Thomas Cooper is relaxed about having offices in all the major time zones. “We follow the clients’ needs,” says senior partner Stephen Swabey.
The firm’s Madrid office, which concentrates mainly on energy and shipping work, was set up because Spanish law firms were constantly referring English law work to Thomas Cooper’s London office.
Therefore, it made sense to handle it in Spain. Secondary to this was building a solid business in the Iberian Peninsula.
The firm’s Singapore office was the idea of partner Mark Sachs. He made a formal pitch to the firm to set up an office there in the late 1980s. At the time he was out of work, having recently left Canadian firm Bull Housser & Tupper, which had just pulled out of Peking.
Thomas Cooper took up the offer – it saw a business opportunity in servicing Chinese clients – and hired Sachs to set the ball rolling. Then, when some of Thomas Cooper’s Hong Kong clients moved to Canada, the firm followed them and set up an office there.
Thomas Cooper managed for decades to avoid the expense of having a permanent presence in Greece, despite being long-term legal advisers for the National Bank of Greece. However, in 1999 it set up an office in Kolonaki, Athens’ shipping district, after a shift in client thinking: they had become dissatisfied with constantly referring work to London lawyers and had begun giving it to local firms.

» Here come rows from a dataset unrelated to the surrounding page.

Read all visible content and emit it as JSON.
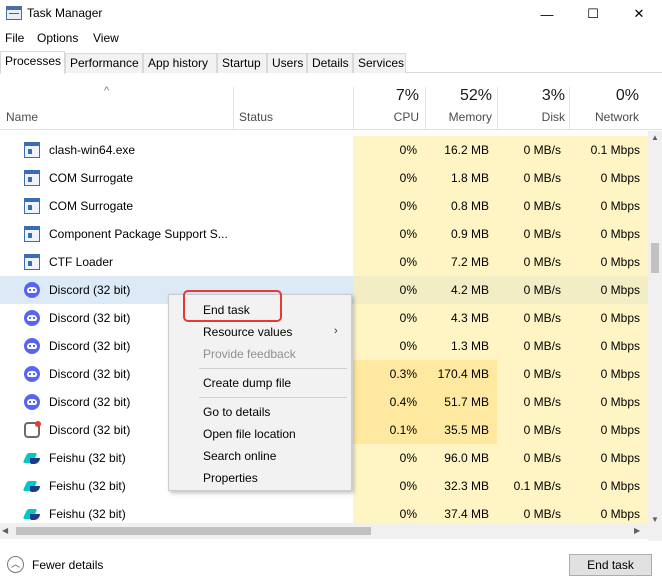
{
  "window": {
    "title": "Task Manager",
    "minimize": "—",
    "maximize": "☐",
    "close": "✕"
  },
  "menu": [
    {
      "label": "File"
    },
    {
      "label": "Options"
    },
    {
      "label": "View"
    }
  ],
  "tabs": [
    {
      "label": "Processes"
    },
    {
      "label": "Performance"
    },
    {
      "label": "App history"
    },
    {
      "label": "Startup"
    },
    {
      "label": "Users"
    },
    {
      "label": "Details"
    },
    {
      "label": "Services"
    }
  ],
  "columns": {
    "name": "Name",
    "status": "Status",
    "cpu": {
      "pct": "7%",
      "label": "CPU"
    },
    "memory": {
      "pct": "52%",
      "label": "Memory"
    },
    "disk": {
      "pct": "3%",
      "label": "Disk"
    },
    "network": {
      "pct": "0%",
      "label": "Network"
    }
  },
  "processes": [
    {
      "name": "clash-win64.exe",
      "icon": "app-window-icon",
      "cpu": "0%",
      "memory": "16.2 MB",
      "disk": "0 MB/s",
      "network": "0.1 Mbps"
    },
    {
      "name": "COM Surrogate",
      "icon": "app-window-icon",
      "cpu": "0%",
      "memory": "1.8 MB",
      "disk": "0 MB/s",
      "network": "0 Mbps"
    },
    {
      "name": "COM Surrogate",
      "icon": "app-window-icon",
      "cpu": "0%",
      "memory": "0.8 MB",
      "disk": "0 MB/s",
      "network": "0 Mbps"
    },
    {
      "name": "Component Package Support S...",
      "icon": "app-window-icon",
      "cpu": "0%",
      "memory": "0.9 MB",
      "disk": "0 MB/s",
      "network": "0 Mbps"
    },
    {
      "name": "CTF Loader",
      "icon": "app-window-icon",
      "cpu": "0%",
      "memory": "7.2 MB",
      "disk": "0 MB/s",
      "network": "0 Mbps"
    },
    {
      "name": "Discord (32 bit)",
      "icon": "discord-icon",
      "cpu": "0%",
      "memory": "4.2 MB",
      "disk": "0 MB/s",
      "network": "0 Mbps",
      "selected": true
    },
    {
      "name": "Discord (32 bit)",
      "icon": "discord-icon",
      "cpu": "0%",
      "memory": "4.3 MB",
      "disk": "0 MB/s",
      "network": "0 Mbps"
    },
    {
      "name": "Discord (32 bit)",
      "icon": "discord-icon",
      "cpu": "0%",
      "memory": "1.3 MB",
      "disk": "0 MB/s",
      "network": "0 Mbps"
    },
    {
      "name": "Discord (32 bit)",
      "icon": "discord-icon",
      "cpu": "0.3%",
      "memory": "170.4 MB",
      "disk": "0 MB/s",
      "network": "0 Mbps"
    },
    {
      "name": "Discord (32 bit)",
      "icon": "discord-icon",
      "cpu": "0.4%",
      "memory": "51.7 MB",
      "disk": "0 MB/s",
      "network": "0 Mbps"
    },
    {
      "name": "Discord (32 bit)",
      "icon": "discord-notify-icon",
      "cpu": "0.1%",
      "memory": "35.5 MB",
      "disk": "0 MB/s",
      "network": "0 Mbps"
    },
    {
      "name": "Feishu (32 bit)",
      "icon": "feishu-icon",
      "cpu": "0%",
      "memory": "96.0 MB",
      "disk": "0 MB/s",
      "network": "0 Mbps"
    },
    {
      "name": "Feishu (32 bit)",
      "icon": "feishu-icon",
      "cpu": "0%",
      "memory": "32.3 MB",
      "disk": "0.1 MB/s",
      "network": "0 Mbps"
    },
    {
      "name": "Feishu (32 bit)",
      "icon": "feishu-icon",
      "cpu": "0%",
      "memory": "37.4 MB",
      "disk": "0 MB/s",
      "network": "0 Mbps"
    }
  ],
  "context_menu": {
    "end_task": "End task",
    "resource_values": "Resource values",
    "provide_feedback": "Provide feedback",
    "create_dump": "Create dump file",
    "go_to_details": "Go to details",
    "open_file_location": "Open file location",
    "search_online": "Search online",
    "properties": "Properties",
    "submenu_arrow": "›"
  },
  "footer": {
    "fewer_details": "Fewer details",
    "fewer_icon": "chevron-up-icon",
    "end_task": "End task"
  },
  "colors": {
    "highlight_cell": "#fff4c4",
    "selected_row": "#dce9f7",
    "annotation_box": "#e53935"
  }
}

In all these cases, Thomas Cooper has followed client needs as opposed to fulfilling some long-term strategy. But the firm has had some luck along the way too. Partner Alfred Merckx is attracting a lot of the competition work related to EU accession countries, thanks to his knowledge of EU law (he is a native Belgian) and his connections in Eastern Europe, a region he loves to visit.

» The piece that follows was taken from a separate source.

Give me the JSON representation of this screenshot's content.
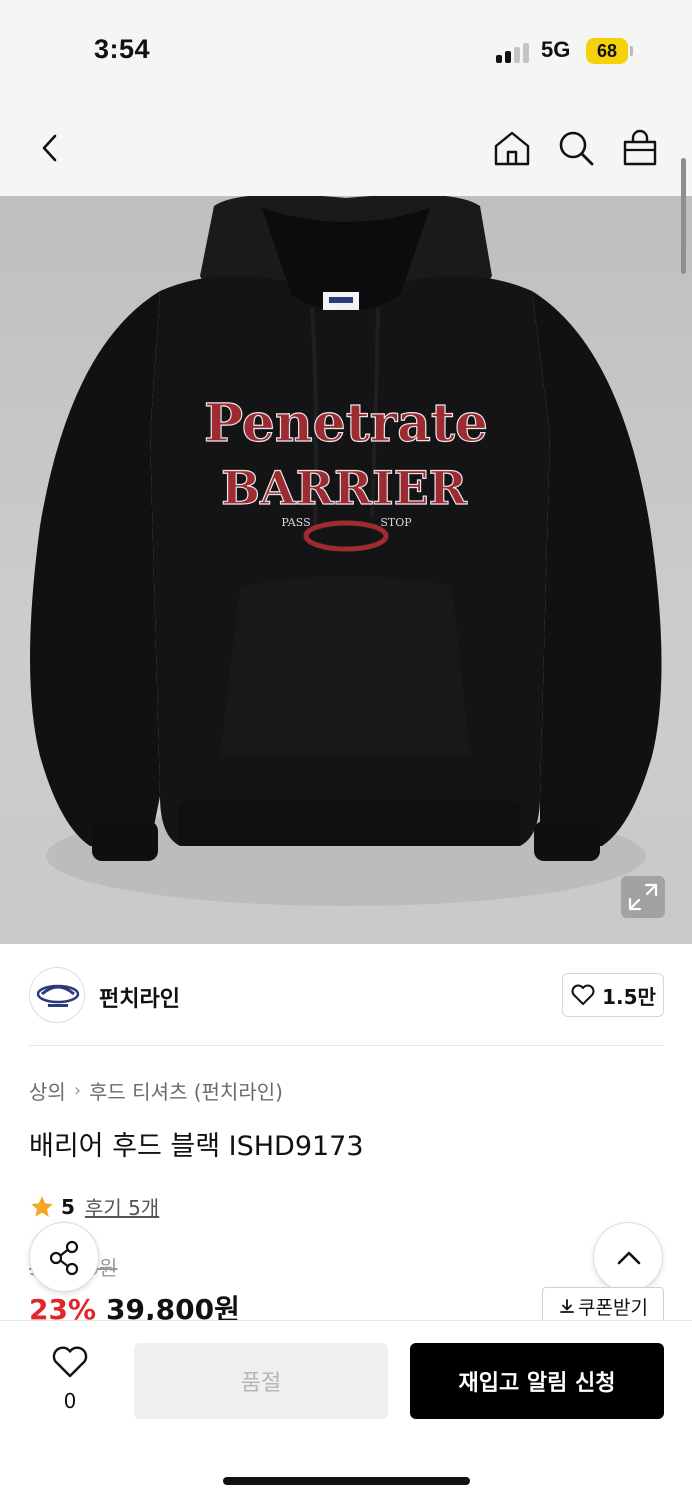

Despite these adventurous overseas forays, Thomas Cooper is a fairly conservative firm, retaining a traditional management structure and is largely reliant on organic growth. It continues to rely a lot on ship casualty work, which the larger traditional maritime firms such as Clyde & Co and Ince & Co are pulling out of because of its low profit margin. Thomas Cooper acts for five London-based protection and indemnity (P&I) clubs and one in Scandinavia. In the aviation sector, it acts largely for small aircraft companies and airport support staff rather than for the big airlines.

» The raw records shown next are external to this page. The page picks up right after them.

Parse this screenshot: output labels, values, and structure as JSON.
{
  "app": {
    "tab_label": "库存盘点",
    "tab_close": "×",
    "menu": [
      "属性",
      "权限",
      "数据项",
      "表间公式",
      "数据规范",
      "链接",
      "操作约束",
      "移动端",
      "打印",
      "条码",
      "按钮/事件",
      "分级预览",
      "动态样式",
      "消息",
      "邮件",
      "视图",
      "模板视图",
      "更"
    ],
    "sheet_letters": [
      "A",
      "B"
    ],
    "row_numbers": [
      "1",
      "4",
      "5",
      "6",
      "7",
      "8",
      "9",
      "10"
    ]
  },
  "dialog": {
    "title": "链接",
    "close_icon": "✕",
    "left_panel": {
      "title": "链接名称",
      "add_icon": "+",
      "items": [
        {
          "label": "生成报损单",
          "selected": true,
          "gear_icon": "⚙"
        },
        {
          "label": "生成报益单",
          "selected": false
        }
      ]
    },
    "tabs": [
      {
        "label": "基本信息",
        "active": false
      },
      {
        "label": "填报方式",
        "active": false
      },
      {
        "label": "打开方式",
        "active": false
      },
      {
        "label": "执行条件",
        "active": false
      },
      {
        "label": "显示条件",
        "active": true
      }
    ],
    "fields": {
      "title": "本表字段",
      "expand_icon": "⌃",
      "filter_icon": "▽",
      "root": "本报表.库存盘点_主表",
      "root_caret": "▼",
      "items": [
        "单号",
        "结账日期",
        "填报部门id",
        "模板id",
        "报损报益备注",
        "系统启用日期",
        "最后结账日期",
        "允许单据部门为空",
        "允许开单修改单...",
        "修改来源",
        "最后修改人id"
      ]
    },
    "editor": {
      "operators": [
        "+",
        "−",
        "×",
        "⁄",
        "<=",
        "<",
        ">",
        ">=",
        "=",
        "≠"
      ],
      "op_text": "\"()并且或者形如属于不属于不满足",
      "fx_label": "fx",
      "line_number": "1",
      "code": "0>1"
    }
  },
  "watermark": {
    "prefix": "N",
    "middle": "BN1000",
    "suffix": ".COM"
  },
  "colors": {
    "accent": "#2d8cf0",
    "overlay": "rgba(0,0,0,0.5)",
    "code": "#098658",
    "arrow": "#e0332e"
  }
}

Unlike many maritime firms, Thomas Cooper handles ship finance work as well as ship litigation. Swabey also brings in some big-ticket litigation. In two separate recent actions he has acted for fishermen in Spain and St George Island, near the Falkland Islands. It is not a coincidence that both these cases have Spanish-Latin American connections, as Thomas Cooper believes it has a big future in both these regions.